Tennyson, winner of the Chancellor’s Gold Medal with the prize poem, ‘Timbuctoo’, at Cambridge in 1829, was already the contributor to a volume of poems before he arrived there, Poems by Two Brothers (1827) - actually written by three brothers, for Frederick Tennyson contributed to the volume as well as Charles and Alfred - and the writer of some precocious juvenilia. It is Poems, Chiefly Lyrical (1830), however, which startles with its experiments, coming out of an intellectual environment arresting for the boldness and intensity of its enquiries and insouciant originality.
Poems, Chiefly Lyrical, ends with a Heraclitean lyric to impermanence, ‘’, which is well aware of the Pyrrhic victory of scepticism: ‘All truth is change’.
All thoughts, all creeds, all dreams are true,
All visions wild and strange;
Man is the measure of all truth
Unto himself.
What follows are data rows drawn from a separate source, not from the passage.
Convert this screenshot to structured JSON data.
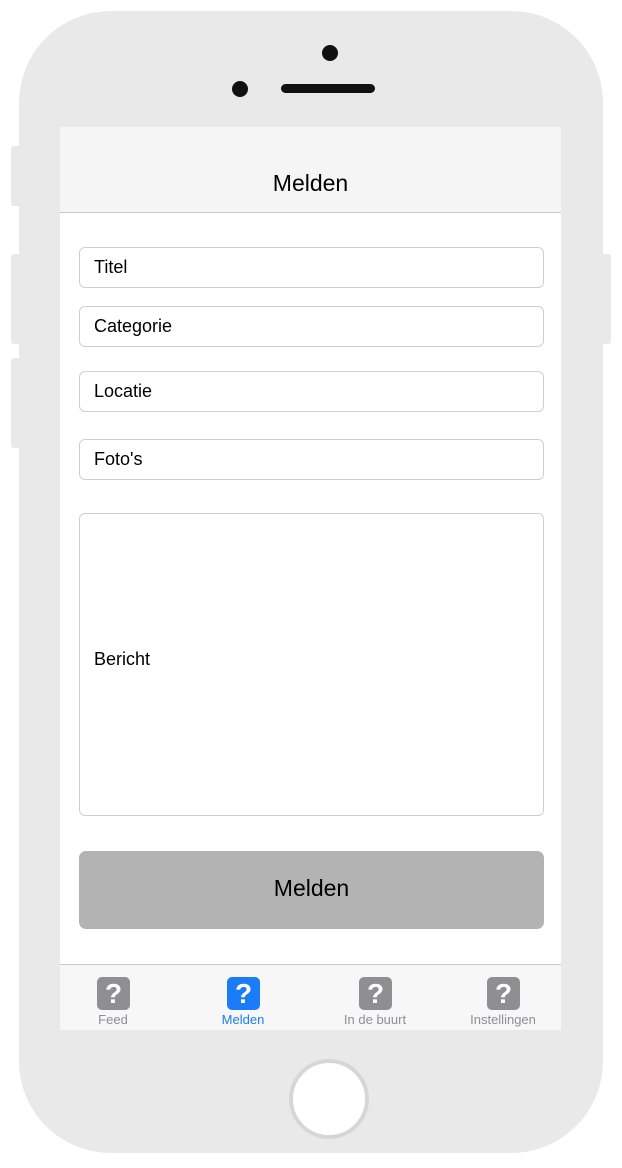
{
  "header": {
    "title": "Melden"
  },
  "form": {
    "title_field": "Titel",
    "category_field": "Categorie",
    "location_field": "Locatie",
    "photos_field": "Foto's",
    "message_field": "Bericht",
    "submit_label": "Melden"
  },
  "tabbar": {
    "items": [
      {
        "label": "Feed",
        "icon": "question-mark-icon",
        "active": false
      },
      {
        "label": "Melden",
        "icon": "question-mark-icon",
        "active": true
      },
      {
        "label": "In de buurt",
        "icon": "question-mark-icon",
        "active": false
      },
      {
        "label": "Instellingen",
        "icon": "question-mark-icon",
        "active": false
      }
    ],
    "icon_glyph": "?"
  },
  "colors": {
    "accent": "#1a7cf6",
    "inactive": "#8e8e93",
    "button": "#b3b3b3",
    "device": "#e9e9e9"
  }
}
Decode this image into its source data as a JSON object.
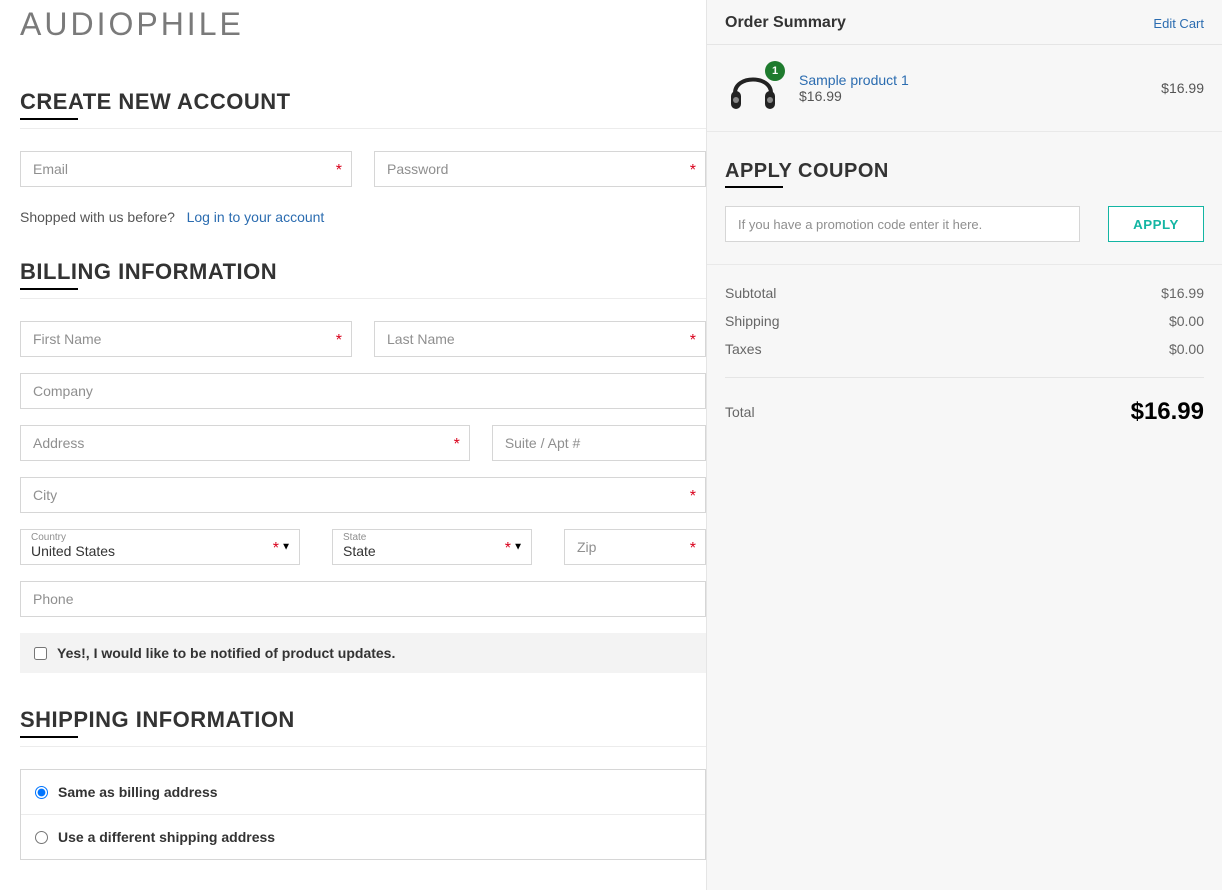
{
  "logo": "AUDIOPHILE",
  "account": {
    "title": "CREATE NEW ACCOUNT",
    "email_ph": "Email",
    "password_ph": "Password",
    "shopped_before": "Shopped with us before?",
    "login_link": "Log in to your account"
  },
  "billing": {
    "title": "BILLING INFORMATION",
    "first_name_ph": "First Name",
    "last_name_ph": "Last Name",
    "company_ph": "Company",
    "address_ph": "Address",
    "suite_ph": "Suite / Apt #",
    "city_ph": "City",
    "country_label": "Country",
    "country_value": "United States",
    "state_label": "State",
    "state_value": "State",
    "zip_ph": "Zip",
    "phone_ph": "Phone",
    "notify_label": "Yes!, I would like to be notified of product updates."
  },
  "shipping": {
    "title": "SHIPPING INFORMATION",
    "same_label": "Same as billing address",
    "diff_label": "Use a different shipping address"
  },
  "summary": {
    "header": "Order Summary",
    "edit": "Edit Cart",
    "item": {
      "name": "Sample product 1",
      "price": "$16.99",
      "qty": "1",
      "line_total": "$16.99"
    },
    "coupon_title": "APPLY COUPON",
    "coupon_ph": "If you have a promotion code enter it here.",
    "apply_btn": "APPLY",
    "subtotal_label": "Subtotal",
    "subtotal_value": "$16.99",
    "shipping_label": "Shipping",
    "shipping_value": "$0.00",
    "taxes_label": "Taxes",
    "taxes_value": "$0.00",
    "total_label": "Total",
    "total_value": "$16.99"
  }
}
All truth is change:
If we have faith in what we ‘dream’, and if ‘all things are as they seem to all’ (7), if all experience is representation, then there can be ‘Nor good nor ill, nor light nor shade,/Nor essence nor eternal laws’ (10-11). The paradoxically firm certainties and negations of this scepticism may owe something to Goethe’s Faust’s celebration of life as dream and representation at the end of Faust, but the consequences of the paradox are understood in the laconic footnote: ‘this very opinion is only true relatively to the flowing philosophers’. 2 The relativist position is itself subject to the relativist principle. The ‘true’ sceptic must accept that his own position can be undermined by relativism itself. The poem’s placing at the end of the volume throws the contents of the book retrospectively into flux and